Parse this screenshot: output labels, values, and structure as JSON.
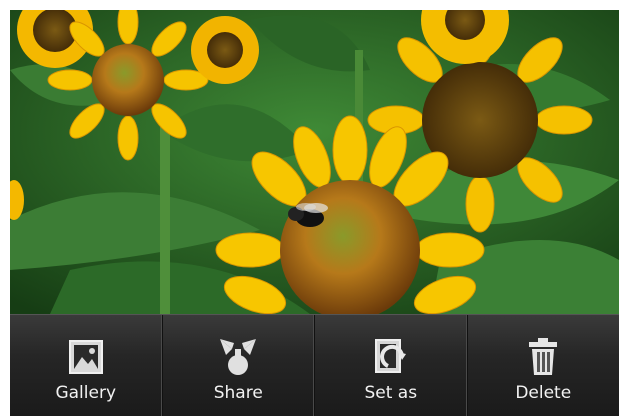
{
  "photo": {
    "subject": "sunflowers-with-bee"
  },
  "action_bar": {
    "items": [
      {
        "label": "Gallery",
        "icon": "gallery-icon"
      },
      {
        "label": "Share",
        "icon": "share-icon"
      },
      {
        "label": "Set as",
        "icon": "set-as-icon"
      },
      {
        "label": "Delete",
        "icon": "trash-icon"
      }
    ]
  },
  "colors": {
    "petal": "#f4b800",
    "leaf": "#2f6e2b",
    "bar": "#262626",
    "label": "#f2f2f2"
  }
}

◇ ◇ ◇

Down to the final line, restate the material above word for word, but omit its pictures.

Result for this task ->
Parse this screenshot: output labels, values, and structure as JSON.
{
  "photo": {
    "subject": "sunflowers-with-bee"
  },
  "action_bar": {
    "items": [
      {
        "label": "Gallery",
        "icon": "gallery-icon"
      },
      {
        "label": "Share",
        "icon": "share-icon"
      },
      {
        "label": "Set as",
        "icon": "set-as-icon"
      },
      {
        "label": "Delete",
        "icon": "trash-icon"
      }
    ]
  },
  "colors": {
    "petal": "#f4b800",
    "leaf": "#2f6e2b",
    "bar": "#262626",
    "label": "#f2f2f2"
  }
}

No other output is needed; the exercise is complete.